Southfield defense attorney's case wound up on television judge show

by Sheila Pursglove
Legal News

Attorney Noel Erinjeri once worked on a case that eventually played out on a nationally syndicated TV show.

“My client had been charged with stealing – it was a really weak case, and my client was innocent, and the jury acquitted,” he explains. “I found out after the trial that the complainant had said that his insurance company wouldn’t pay out on the claim unless ‘someone was convicted.’

“My client and the complainant ended up on Judge Mathis – I’m still waiting on the royalty check,” he adds with a smile.

It was just one of many interesting cases for this criminal defense advocate who joined the Southfield firm of Rockind Law in January 2015 after running his own law practice in Livonia. 

“I love criminal defense because there’s something new every day,” he says. “I’ve worked on almost 2,000 cases and every single one presents a unique set of facts and a unique application of the law. Given the array of cases we handle at Rockind Law, I’m really in the best place for my interests and skill set.

“I love the intellectual challenge of the law. I’m naturally a pretty competitive person, and in criminal law, the entire practice area comes down to a competition – and we’re very competitive at Rockind Law.”

Erinjeri spent five years as an assistant public defender in the Missouri State Public Defender’s Office in Fulton, Mo., where he was the attorney of record in nearly 1,800 cases, taking each from arraignment to sentencing, and managing a workload of up to 300 cases at any given time.

“Public defense is a tough job, but the work was incredibly interesting and fulfilling and I enjoyed the camaraderie with my colleagues,” he says. “There was this ‘us-against-the-world’ mentality that kept us going even when the caseload threatened to become overwhelming.

“In private practice, the caseload is much more manageable, but I’m still able to focus 100 percent of my work on criminal defense,” he adds. “As far as that goes, I hit the jackpot with Rockind Law.”

He recalls a case where a man had 26 prior burglary convictions, and number 27 had the same M.O. There was a signed, properly Mirandized confession, and a pawn ticket for the stolen goods in which Erinjeri’s client had signed his own name.
“He ended up getting an amazing deal with no extra punishment – he was on probation at the time – because the prosecutor went on maternity leave right before trial,” Erinjeri says.

One of the saddest cases he worked involved a mother who had stolen from her employer to pay for therapy and psych meds for her pre-teen daughter, the victim of horrific sexual abuse.

“I begged her to fight it, but she insisted on pleading guilty because she felt she had to set a good example for her daughter about accepting the consequences of your actions,” he says. “She didn’t go to jail but she did get a felony conviction.”

Erinjeri, who contributes to “Fault Lines” on Mimesis Law, a website covering the business, practice and culture of law, earned his undergrad degree in physics from the University of Michigan.

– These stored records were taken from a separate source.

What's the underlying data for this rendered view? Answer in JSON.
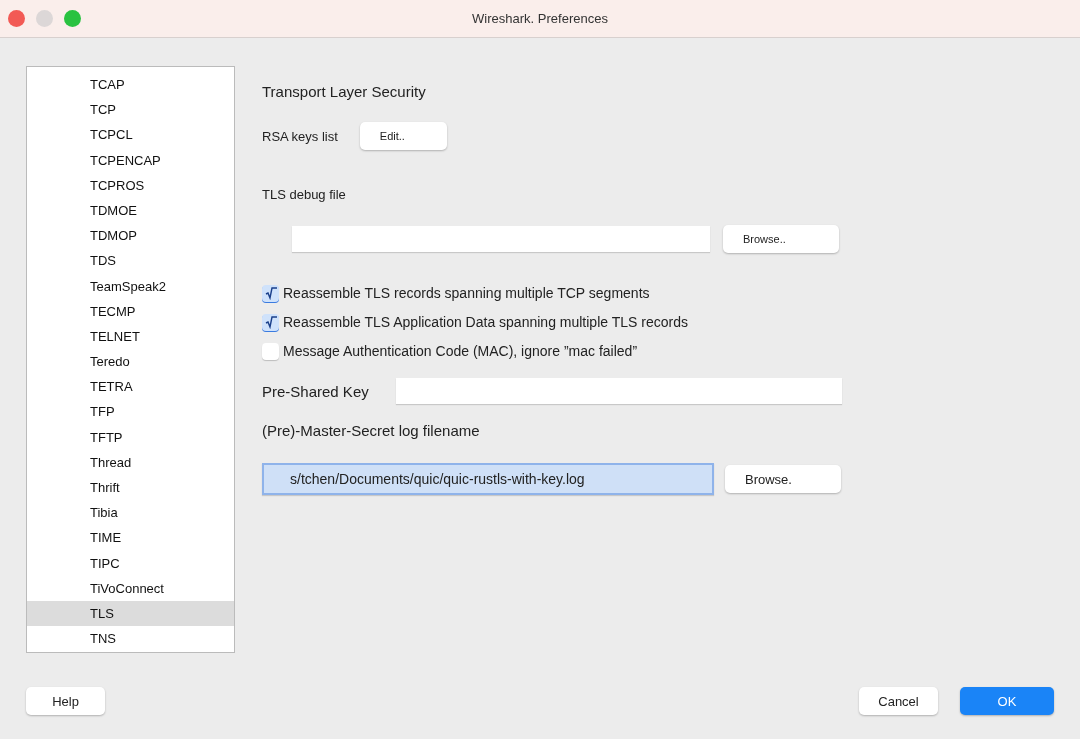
{
  "window": {
    "title": "Wireshark. Preferences"
  },
  "sidebar": {
    "items": [
      {
        "label": "TCAP",
        "selected": false
      },
      {
        "label": "TCP",
        "selected": false
      },
      {
        "label": "TCPCL",
        "selected": false
      },
      {
        "label": "TCPENCAP",
        "selected": false
      },
      {
        "label": "TCPROS",
        "selected": false
      },
      {
        "label": "TDMOE",
        "selected": false
      },
      {
        "label": "TDMOP",
        "selected": false
      },
      {
        "label": "TDS",
        "selected": false
      },
      {
        "label": "TeamSpeak2",
        "selected": false
      },
      {
        "label": "TECMP",
        "selected": false
      },
      {
        "label": "TELNET",
        "selected": false
      },
      {
        "label": "Teredo",
        "selected": false
      },
      {
        "label": "TETRA",
        "selected": false
      },
      {
        "label": "TFP",
        "selected": false
      },
      {
        "label": "TFTP",
        "selected": false
      },
      {
        "label": "Thread",
        "selected": false
      },
      {
        "label": "Thrift",
        "selected": false
      },
      {
        "label": "Tibia",
        "selected": false
      },
      {
        "label": "TIME",
        "selected": false
      },
      {
        "label": "TIPC",
        "selected": false
      },
      {
        "label": "TiVoConnect",
        "selected": false
      },
      {
        "label": "TLS",
        "selected": true
      },
      {
        "label": "TNS",
        "selected": false
      }
    ]
  },
  "panel": {
    "title": "Transport Layer Security",
    "rsa_keys": {
      "label": "RSA keys list",
      "button": "Edit.."
    },
    "debug_file": {
      "label": "TLS debug file",
      "button": "Browse.."
    },
    "options": [
      {
        "label": "Reassemble TLS records spanning multiple TCP segments",
        "checked": true
      },
      {
        "label": "Reassemble TLS Application Data spanning multiple TLS records",
        "checked": true
      },
      {
        "label": "Message Authentication Code (MAC), ignore ”mac failed”",
        "checked": false
      }
    ],
    "psk": {
      "label": "Pre-Shared Key"
    },
    "keylog": {
      "label": "(Pre)-Master-Secret log filename",
      "value": "s/tchen/Documents/quic/quic-rustls-with-key.log",
      "button": "Browse."
    }
  },
  "buttons": {
    "help": "Help",
    "cancel": "Cancel",
    "ok": "OK"
  }
}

He then taught classes in biology, chemistry, physics and verbal and logical reasoning at Kaplan Test Preparation in East Lansing, to prepare students for the Medical College Admissions Test (MCAT) and Law School Admissions Test (LSAT), while attending Cooley Law School in Lansing.
“Between a full honors scholarship and the scheduling flexibility Cooley offered, I could work all I wanted for Kaplan and still go to school and graduate in three years,” he says. “I used to joke that I was the only law student in America who made money while in law school. I managed to graduate debt-free, and that becomes more significant with each passing year.”

He served as senior associate editor for the Cooley Law Review and was a member of Cooley’s Moot Court National Trial Team.

“My classmates and professors were definitely the best part of law school,” he says. “It also appealed to the procrastinator in me, since most classes didn’t have homework, only a final exam at the end.” 

With his physics background, Erinjeri originally had patent law in his sights but found classes in criminal law and constitutional law much more to his liking.

An internship at the Washtenaw County Public Defender’s Office in Ann Arbor was his first experience of doing, alegal work in the real world.

“I learned more in that four months than I’d learned in the previous four semesters,” he says. “It’s also what sealed my decision to pursue criminal law as a career.”

The Flint native now lives in Farmington Hills, bringing him much closer to his family than when he lived in the “Show-Me” state.

“And I much prefer city living to living out in the country – there’s much, much more to do regardless of what you’re looking for,” he says. “Also, being close enough to Ann Arbor to see Michigan games, live or on TV, is a huge plus. I follow the University of Michigan and Detroit sports teams pretty closely.

“I’m a somewhat serious poker player, I read voraciously, and I’m trying  – very slowly – to become a better cook.”